#### Data records
+-------+

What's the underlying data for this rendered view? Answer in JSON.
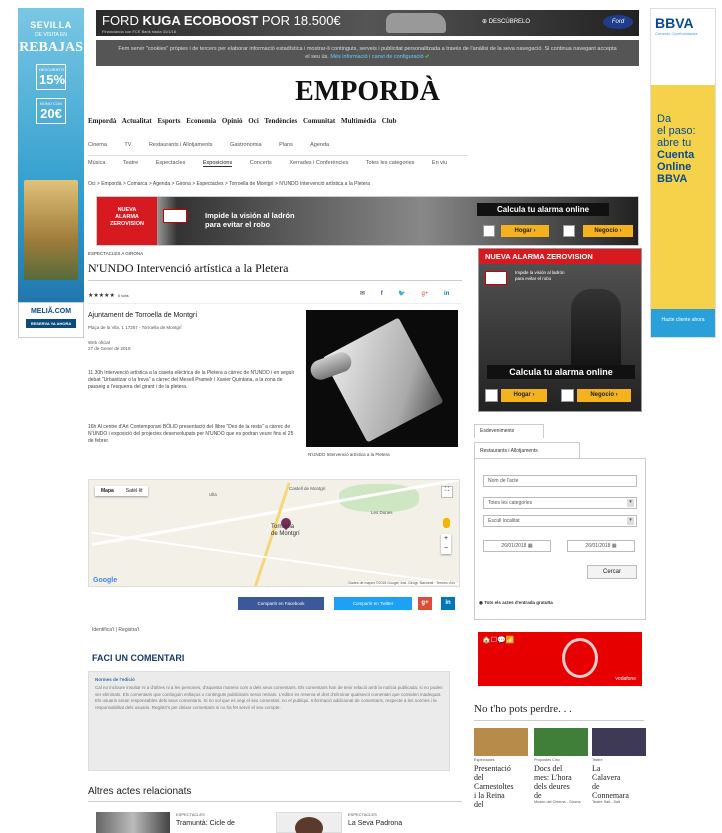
{
  "left_ad": {
    "city": "SEVILLA",
    "tagline": "DE VISITA EN",
    "headline": "REBAJAS",
    "offer1": "15%",
    "offer1_note": "DESCUENTO",
    "offer2": "20€",
    "offer2_note": "BONO CON",
    "brand": "MELIÃ.COM",
    "cta": "RESERVA YA AHORA"
  },
  "right_ad": {
    "brand": "BBVA",
    "brand_sub": "Creando Oportunidades",
    "lines": [
      "Da",
      "el paso:",
      "abre tu"
    ],
    "highlight": [
      "Cuenta",
      "Online",
      "BBVA"
    ],
    "cta": "Hazte cliente ahora"
  },
  "top_banner": {
    "text_prefix": "FORD ",
    "text_model": "KUGA ECOBOOST",
    "text_price": " POR 18.500€",
    "fine_print": "Financiando con FCE Bank hasta 31/1/18",
    "discover": "⊕ DESCÚBRELO",
    "logo": "Ford"
  },
  "cookie": {
    "text": "Fem servir \"cookies\" pròpies i de tercers per elaborar informació estadística i mostrar-li continguts, serveis i publicitat personalitzada a través de l'anàlisi de la seva navegació. Si continua navegant accepta el seu ús.",
    "link": "Més informació i canvi de configuració",
    "ok": "✔"
  },
  "masthead": "EMPORDÀ",
  "main_nav": [
    "Empordà",
    "Actualitat",
    "Esports",
    "Economia",
    "Opinió",
    "Oci",
    "Tendències",
    "Comunitat",
    "Multimèdia",
    "Club"
  ],
  "sub_nav1": [
    "Cinema",
    "TV",
    "Restaurants i Allotjaments",
    "Gastronomia",
    "Plans",
    "Agenda"
  ],
  "sub_nav2": [
    "Música",
    "Teatre",
    "Espectacles",
    "Exposicions",
    "Concerts",
    "Xerrades i Conferències",
    "Totes les categories",
    "En viu"
  ],
  "breadcrumb": "Oci > Empordà > Comarca > Agenda > Girona > Espectacles > Torroella de Montgrí > N'UNDO Intervenció artística a la Pletera",
  "alarm_wide": {
    "badge": [
      "NUEVA",
      "ALARMA",
      "ZEROVISION"
    ],
    "message": [
      "Impide la visión al ladrón",
      "para evitar el robo"
    ],
    "cta": "Calcula tu alarma online",
    "btn1": "Hogar ›",
    "btn2": "Negocio ›"
  },
  "article": {
    "category": "ESPECTACLES A GIRONA",
    "title": "N'UNDO Intervenció artística a la Pletera",
    "rating": "★★★★★",
    "votes": "0 vots",
    "share_mail": "✉",
    "share_fb": "f",
    "share_tw": "🐦",
    "share_gp": "g+",
    "share_li": "in",
    "venue": "Ajuntament de Torroella de Montgrí",
    "address": "Plaça de la Vila, 1 17257 - Torroella de Montgrí",
    "web": "Web oficial",
    "date": "27 de Gener de 2018",
    "p1": "11.30h Intervenció artística a la caseta elèctrica de la Pletera a càrrec de N'UNDO i en seguir debat \"Urbanitzar o la Ireva\" a càrrec del Mesell Pramelr i Xavier Quintana, a la zona de passeig a l'esquerra del girant i de la pletera.",
    "p2": "16h Al centre d'Art Contemporani BÒLID presentació del llibre \"Des de la resta\" a càrrec de N'UNDO i exposició del projectes desenvolupats per N'UNDO que es podran veure fins el 25 de febrer.",
    "caption": "N'UNDO Intervenció artística a la Pletera"
  },
  "map": {
    "tab_map": "Mapa",
    "tab_sat": "Satèl·lit",
    "town": [
      "Torroella",
      "de Montgrí"
    ],
    "castle": "Castell de Montgrí",
    "place1": "Les Dunes",
    "place2": "Ulla",
    "google": "Google",
    "attribution": "Dades de mapes ©2018 Google, Inst. Geogr. Nacional · Termes d'ús"
  },
  "share_buttons": {
    "facebook": "Compartir en Facebook",
    "twitter": "Compartir en Twitter",
    "gplus": "g+",
    "linkedin": "in"
  },
  "login": "Identifica't | Registra't",
  "comment": {
    "heading": "FACI UN COMENTARI",
    "norms_title": "Normes de l'edició",
    "norms_text": "Cal no incloure insultar ni a d'altres ni a les persones, d'aquesta manera com a dels seus comentaris. Els comentaris han de tenir relació amb la notícia publicada; si no poden ser eliminats. Els comentaris que continguin enllaços o continguts publicitaris seran retirats. L'editor es reserva el dret d'eliminar qualsevol comentari que consideri inadequat. Els usuaris seran responsables dels seus comentaris. Si no vol que es vegi el seu comentari, no el publiqui. Informació addicional de comentaris, respecte a les normes i la responsabilitat dels usuaris. Registri's per deixar comentaris si no ha fet servir el seu compte."
  },
  "related": {
    "heading": "Altres actes relacionats",
    "items": [
      {
        "category": "ESPECTACLES",
        "title": "Tramuntà: Cicle de"
      },
      {
        "category": "ESPECTACLES",
        "title": "La Seva Padrona"
      }
    ]
  },
  "alarm_side": {
    "header": "NUEVA ALARMA ZEROVISION",
    "message": [
      "Impide la visión al ladrón",
      "para evitar el robo"
    ],
    "cta": "Calcula tu alarma online",
    "btn1": "Hogar ›",
    "btn2": "Negocio ›"
  },
  "agenda": {
    "tab1": "Esdeveniments",
    "tab2": "Restaurants i Allotjaments",
    "field_name": "Nom de l'acte",
    "field_category": "Totes les categories",
    "field_location": "Escull localitat",
    "date_from": "26/01/2018",
    "date_to": "26/01/2018",
    "search": "Cercar",
    "checkbox": "Tots els actes d'entrada gratuïta"
  },
  "vodafone": {
    "icons": "🏠☐💬📶",
    "brand": "vodafone"
  },
  "miss": {
    "heading": "No t'ho pots perdre. . .",
    "items": [
      {
        "category": "Espectacles",
        "title": [
          "Presentació",
          "del",
          "Carnestoltes",
          "i la Reina",
          "del"
        ],
        "sub": ""
      },
      {
        "category": "Propostes Cinc",
        "title": [
          "Docs del",
          "mes: L'hora",
          "dels deures",
          "de"
        ],
        "sub": "Museu del Cinema - Girona"
      },
      {
        "category": "Teatre",
        "title": [
          "La",
          "Calavera",
          "de",
          "Connemara"
        ],
        "sub": "Teatre Salt - Salt"
      }
    ],
    "colors": [
      "#b78b4a",
      "#3f7f3a",
      "#3e3a55"
    ]
  }
}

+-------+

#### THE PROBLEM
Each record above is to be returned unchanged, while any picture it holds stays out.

#### TASK OUTPUT
What's the underlying data for this rendered view? Answer in JSON.
{
  "left_ad": {
    "city": "SEVILLA",
    "tagline": "DE VISITA EN",
    "headline": "REBAJAS",
    "offer1": "15%",
    "offer1_note": "DESCUENTO",
    "offer2": "20€",
    "offer2_note": "BONO CON",
    "brand": "MELIÃ.COM",
    "cta": "RESERVA YA AHORA"
  },
  "right_ad": {
    "brand": "BBVA",
    "brand_sub": "Creando Oportunidades",
    "lines": [
      "Da",
      "el paso:",
      "abre tu"
    ],
    "highlight": [
      "Cuenta",
      "Online",
      "BBVA"
    ],
    "cta": "Hazte cliente ahora"
  },
  "top_banner": {
    "text_prefix": "FORD ",
    "text_model": "KUGA ECOBOOST",
    "text_price": " POR 18.500€",
    "fine_print": "Financiando con FCE Bank hasta 31/1/18",
    "discover": "⊕ DESCÚBRELO",
    "logo": "Ford"
  },
  "cookie": {
    "text": "Fem servir \"cookies\" pròpies i de tercers per elaborar informació estadística i mostrar-li continguts, serveis i publicitat personalitzada a través de l'anàlisi de la seva navegació. Si continua navegant accepta el seu ús.",
    "link": "Més informació i canvi de configuració",
    "ok": "✔"
  },
  "masthead": "EMPORDÀ",
  "main_nav": [
    "Empordà",
    "Actualitat",
    "Esports",
    "Economia",
    "Opinió",
    "Oci",
    "Tendències",
    "Comunitat",
    "Multimèdia",
    "Club"
  ],
  "sub_nav1": [
    "Cinema",
    "TV",
    "Restaurants i Allotjaments",
    "Gastronomia",
    "Plans",
    "Agenda"
  ],
  "sub_nav2": [
    "Música",
    "Teatre",
    "Espectacles",
    "Exposicions",
    "Concerts",
    "Xerrades i Conferències",
    "Totes les categories",
    "En viu"
  ],
  "breadcrumb": "Oci > Empordà > Comarca > Agenda > Girona > Espectacles > Torroella de Montgrí > N'UNDO Intervenció artística a la Pletera",
  "alarm_wide": {
    "badge": [
      "NUEVA",
      "ALARMA",
      "ZEROVISION"
    ],
    "message": [
      "Impide la visión al ladrón",
      "para evitar el robo"
    ],
    "cta": "Calcula tu alarma online",
    "btn1": "Hogar ›",
    "btn2": "Negocio ›"
  },
  "article": {
    "category": "ESPECTACLES A GIRONA",
    "title": "N'UNDO Intervenció artística a la Pletera",
    "rating": "★★★★★",
    "votes": "0 vots",
    "share_mail": "✉",
    "share_fb": "f",
    "share_tw": "🐦",
    "share_gp": "g+",
    "share_li": "in",
    "venue": "Ajuntament de Torroella de Montgrí",
    "address": "Plaça de la Vila, 1 17257 - Torroella de Montgrí",
    "web": "Web oficial",
    "date": "27 de Gener de 2018",
    "p1": "11.30h Intervenció artística a la caseta elèctrica de la Pletera a càrrec de N'UNDO i en seguir debat \"Urbanitzar o la Ireva\" a càrrec del Mesell Pramelr i Xavier Quintana, a la zona de passeig a l'esquerra del girant i de la pletera.",
    "p2": "16h Al centre d'Art Contemporani BÒLID presentació del llibre \"Des de la resta\" a càrrec de N'UNDO i exposició del projectes desenvolupats per N'UNDO que es podran veure fins el 25 de febrer.",
    "caption": "N'UNDO Intervenció artística a la Pletera"
  },
  "map": {
    "tab_map": "Mapa",
    "tab_sat": "Satèl·lit",
    "town": [
      "Torroella",
      "de Montgrí"
    ],
    "castle": "Castell de Montgrí",
    "place1": "Les Dunes",
    "place2": "Ulla",
    "google": "Google",
    "attribution": "Dades de mapes ©2018 Google, Inst. Geogr. Nacional · Termes d'ús"
  },
  "share_buttons": {
    "facebook": "Compartir en Facebook",
    "twitter": "Compartir en Twitter",
    "gplus": "g+",
    "linkedin": "in"
  },
  "login": "Identifica't | Registra't",
  "comment": {
    "heading": "FACI UN COMENTARI",
    "norms_title": "Normes de l'edició",
    "norms_text": "Cal no incloure insultar ni a d'altres ni a les persones, d'aquesta manera com a dels seus comentaris. Els comentaris han de tenir relació amb la notícia publicada; si no poden ser eliminats. Els comentaris que continguin enllaços o continguts publicitaris seran retirats. L'editor es reserva el dret d'eliminar qualsevol comentari que consideri inadequat. Els usuaris seran responsables dels seus comentaris. Si no vol que es vegi el seu comentari, no el publiqui. Informació addicional de comentaris, respecte a les normes i la responsabilitat dels usuaris. Registri's per deixar comentaris si no ha fet servir el seu compte."
  },
  "related": {
    "heading": "Altres actes relacionats",
    "items": [
      {
        "category": "ESPECTACLES",
        "title": "Tramuntà: Cicle de"
      },
      {
        "category": "ESPECTACLES",
        "title": "La Seva Padrona"
      }
    ]
  },
  "alarm_side": {
    "header": "NUEVA ALARMA ZEROVISION",
    "message": [
      "Impide la visión al ladrón",
      "para evitar el robo"
    ],
    "cta": "Calcula tu alarma online",
    "btn1": "Hogar ›",
    "btn2": "Negocio ›"
  },
  "agenda": {
    "tab1": "Esdeveniments",
    "tab2": "Restaurants i Allotjaments",
    "field_name": "Nom de l'acte",
    "field_category": "Totes les categories",
    "field_location": "Escull localitat",
    "date_from": "26/01/2018",
    "date_to": "26/01/2018",
    "search": "Cercar",
    "checkbox": "Tots els actes d'entrada gratuïta"
  },
  "vodafone": {
    "icons": "🏠☐💬📶",
    "brand": "vodafone"
  },
  "miss": {
    "heading": "No t'ho pots perdre. . .",
    "items": [
      {
        "category": "Espectacles",
        "title": [
          "Presentació",
          "del",
          "Carnestoltes",
          "i la Reina",
          "del"
        ],
        "sub": ""
      },
      {
        "category": "Propostes Cinc",
        "title": [
          "Docs del",
          "mes: L'hora",
          "dels deures",
          "de"
        ],
        "sub": "Museu del Cinema - Girona"
      },
      {
        "category": "Teatre",
        "title": [
          "La",
          "Calavera",
          "de",
          "Connemara"
        ],
        "sub": "Teatre Salt - Salt"
      }
    ],
    "colors": [
      "#b78b4a",
      "#3f7f3a",
      "#3e3a55"
    ]
  }
}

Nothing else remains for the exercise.